Note: Punishing the Pettifogger’s Practice: Applying the Sanction Power of 28 U.S.C. § 1927 to Law Firms
By Joseph T. Janochoski. Full text here.
The federal statute 28 U.S.C. § 1927 permits litigants to seek repayment of, and courts to sanction in the form of, “the excess costs, expenses, and attorneys’ fees reasonably incurred” as a result of “[a]ny attorney or other person admitted to conduct cases in any court of the United States . . . who so multiplies the proceedings in any case unreasonably and vexatiously.” While the statute permits the assessment of attorney’s fees against an individual attorney or “other person,” there is a circuit split over whether such a sanction may be levied against an attorney’s law firm. Currently, the Sixth, Seventh, and Ninth Circuits have all ruled that § 1927 cannot be used to sanction law firms, while the First Circuit’s Bankruptcy Appellate Panel, and the Second, Third, Eighth, Eleventh and D.C. Circuits have all found law firms can be subject to sanctions under the statute. In total, nine courts of appeal have weighed in on the issue.

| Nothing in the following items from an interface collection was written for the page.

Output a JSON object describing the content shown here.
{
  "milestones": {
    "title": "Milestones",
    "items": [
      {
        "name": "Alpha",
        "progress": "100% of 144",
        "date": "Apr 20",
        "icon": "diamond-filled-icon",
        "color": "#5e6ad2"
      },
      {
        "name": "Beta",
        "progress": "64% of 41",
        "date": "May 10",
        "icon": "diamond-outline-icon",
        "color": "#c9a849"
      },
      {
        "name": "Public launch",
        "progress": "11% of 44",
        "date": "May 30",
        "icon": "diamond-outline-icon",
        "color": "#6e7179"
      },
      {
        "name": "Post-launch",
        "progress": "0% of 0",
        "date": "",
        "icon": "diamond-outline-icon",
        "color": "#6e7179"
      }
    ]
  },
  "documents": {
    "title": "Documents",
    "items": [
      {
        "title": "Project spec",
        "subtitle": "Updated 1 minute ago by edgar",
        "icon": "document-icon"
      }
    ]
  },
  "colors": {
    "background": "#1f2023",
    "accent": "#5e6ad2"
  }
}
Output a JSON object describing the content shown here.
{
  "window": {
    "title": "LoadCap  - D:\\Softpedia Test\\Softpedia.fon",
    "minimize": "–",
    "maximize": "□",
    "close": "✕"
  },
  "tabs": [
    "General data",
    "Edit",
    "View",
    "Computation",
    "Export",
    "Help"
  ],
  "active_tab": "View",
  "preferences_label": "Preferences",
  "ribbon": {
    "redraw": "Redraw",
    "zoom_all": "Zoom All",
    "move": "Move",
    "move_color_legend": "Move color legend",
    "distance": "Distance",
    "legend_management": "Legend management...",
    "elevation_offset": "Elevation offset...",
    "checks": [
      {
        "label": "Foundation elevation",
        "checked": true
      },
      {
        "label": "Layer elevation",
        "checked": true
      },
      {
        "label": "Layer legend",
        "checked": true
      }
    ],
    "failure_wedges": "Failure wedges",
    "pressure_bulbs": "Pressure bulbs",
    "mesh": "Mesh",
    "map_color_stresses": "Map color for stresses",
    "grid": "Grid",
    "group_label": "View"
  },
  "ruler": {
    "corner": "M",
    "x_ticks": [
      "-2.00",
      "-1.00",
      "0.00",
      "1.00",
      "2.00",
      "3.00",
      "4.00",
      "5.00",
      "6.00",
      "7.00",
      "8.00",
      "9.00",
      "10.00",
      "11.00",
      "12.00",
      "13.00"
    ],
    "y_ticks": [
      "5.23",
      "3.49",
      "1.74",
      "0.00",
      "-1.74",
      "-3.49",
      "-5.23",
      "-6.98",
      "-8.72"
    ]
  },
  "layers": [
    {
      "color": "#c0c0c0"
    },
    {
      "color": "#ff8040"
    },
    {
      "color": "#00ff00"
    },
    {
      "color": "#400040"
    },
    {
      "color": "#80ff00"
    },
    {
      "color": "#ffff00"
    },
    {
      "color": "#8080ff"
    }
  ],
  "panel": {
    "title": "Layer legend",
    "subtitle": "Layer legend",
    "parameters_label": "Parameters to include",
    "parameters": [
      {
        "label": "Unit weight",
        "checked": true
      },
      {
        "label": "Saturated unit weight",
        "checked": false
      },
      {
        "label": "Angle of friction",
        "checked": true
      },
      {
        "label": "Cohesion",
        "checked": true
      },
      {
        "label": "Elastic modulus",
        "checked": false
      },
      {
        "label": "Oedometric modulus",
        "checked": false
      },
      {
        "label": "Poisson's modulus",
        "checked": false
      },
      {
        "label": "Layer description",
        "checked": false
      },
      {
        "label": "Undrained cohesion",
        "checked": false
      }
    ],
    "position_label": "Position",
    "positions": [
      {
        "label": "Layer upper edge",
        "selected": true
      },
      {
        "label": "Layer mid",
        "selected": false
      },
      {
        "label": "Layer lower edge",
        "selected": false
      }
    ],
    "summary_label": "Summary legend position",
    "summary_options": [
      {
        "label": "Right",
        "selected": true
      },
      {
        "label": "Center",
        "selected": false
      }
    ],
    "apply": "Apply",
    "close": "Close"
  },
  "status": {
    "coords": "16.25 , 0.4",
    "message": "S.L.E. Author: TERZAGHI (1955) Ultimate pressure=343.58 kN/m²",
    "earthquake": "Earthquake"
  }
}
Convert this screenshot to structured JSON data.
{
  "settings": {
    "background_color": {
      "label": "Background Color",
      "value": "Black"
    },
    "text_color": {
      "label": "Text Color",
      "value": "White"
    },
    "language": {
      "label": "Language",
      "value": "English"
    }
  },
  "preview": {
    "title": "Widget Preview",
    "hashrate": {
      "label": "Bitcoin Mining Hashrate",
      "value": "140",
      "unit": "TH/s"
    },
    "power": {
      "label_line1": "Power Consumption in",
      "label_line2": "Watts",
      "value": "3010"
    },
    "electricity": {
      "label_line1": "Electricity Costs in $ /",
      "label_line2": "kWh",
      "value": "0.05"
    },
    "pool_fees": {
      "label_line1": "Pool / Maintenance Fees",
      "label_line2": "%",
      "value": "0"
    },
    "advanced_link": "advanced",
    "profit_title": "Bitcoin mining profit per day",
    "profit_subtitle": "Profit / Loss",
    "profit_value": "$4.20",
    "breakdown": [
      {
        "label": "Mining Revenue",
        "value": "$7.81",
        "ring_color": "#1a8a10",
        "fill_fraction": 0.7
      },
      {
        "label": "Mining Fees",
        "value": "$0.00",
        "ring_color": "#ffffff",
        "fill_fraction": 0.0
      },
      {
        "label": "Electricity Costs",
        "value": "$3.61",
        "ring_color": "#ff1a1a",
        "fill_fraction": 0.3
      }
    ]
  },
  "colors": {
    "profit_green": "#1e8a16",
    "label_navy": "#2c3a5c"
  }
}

This Note takes the position § 1927 should apply to law firms. It argues that the statute’s original purpose and historical development, viewed through the lens of modern statutory interpretation and strong policy considerations, necessitates interpreting § 1927’s language broadly to encompass law firms. The rise of massive international law firms has altered the way law is practiced in the United States by substantially reducing individual attorney autonomy over legal projects; indeed, the legal profession, much like a corporation, has become compartmentalized and specialized. As such, ascribing a level of personhood to a law firm for the purposes of sanctions under § 1927 is acceptable, especially in light of recent legal developments prescribing the characteristics of personhood to businesses and corporations. Furthermore, utilizing § 1927 against an entire firm, instead of an individual attorney with only minimal involvement and autonomy over a given matter, serves to deter unreasonable and vexatious conduct on an institution-wide basis. Doing so avoids imposing heavy sanctions upon an individual attorney who, due to immense social and professional pressure, may have aligned their behavior to the vexatious norms of their employer.
Ultimately, there is a fine line between zealous advocacy and unreasonably vexatious conduct. Using § 1927 to help create uniform perspicuous guidelines for staying on the right side of that line is valuable for firms, advantageous to the judiciary, and imperative for the smooth administration of justice.